▶ **What the task requires**
Look for "selected" in the records and copy every line that has it.

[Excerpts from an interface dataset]
━━━━━━━━━━━━━━━━

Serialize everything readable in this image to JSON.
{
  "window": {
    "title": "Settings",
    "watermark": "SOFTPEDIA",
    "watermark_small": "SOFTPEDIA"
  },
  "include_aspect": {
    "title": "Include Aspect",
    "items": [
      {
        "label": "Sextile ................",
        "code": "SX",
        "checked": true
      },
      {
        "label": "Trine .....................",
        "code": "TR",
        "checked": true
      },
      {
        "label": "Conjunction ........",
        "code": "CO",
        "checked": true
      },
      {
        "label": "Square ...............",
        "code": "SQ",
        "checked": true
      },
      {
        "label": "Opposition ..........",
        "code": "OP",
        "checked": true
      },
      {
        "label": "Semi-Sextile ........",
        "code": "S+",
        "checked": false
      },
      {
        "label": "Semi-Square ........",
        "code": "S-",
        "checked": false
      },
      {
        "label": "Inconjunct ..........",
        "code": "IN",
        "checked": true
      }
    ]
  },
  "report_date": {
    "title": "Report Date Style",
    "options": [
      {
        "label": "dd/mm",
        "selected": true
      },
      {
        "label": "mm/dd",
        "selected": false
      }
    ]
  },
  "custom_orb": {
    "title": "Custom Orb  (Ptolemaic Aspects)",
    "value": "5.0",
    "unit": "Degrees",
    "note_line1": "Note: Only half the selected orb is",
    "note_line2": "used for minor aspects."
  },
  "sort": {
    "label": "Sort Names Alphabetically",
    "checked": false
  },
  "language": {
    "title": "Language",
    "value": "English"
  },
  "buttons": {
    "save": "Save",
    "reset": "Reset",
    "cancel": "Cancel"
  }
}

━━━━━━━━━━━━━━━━

▶ **Result**
        "selected": true
        "selected": false
    "note_line1": "Note: Only half the selected orb is",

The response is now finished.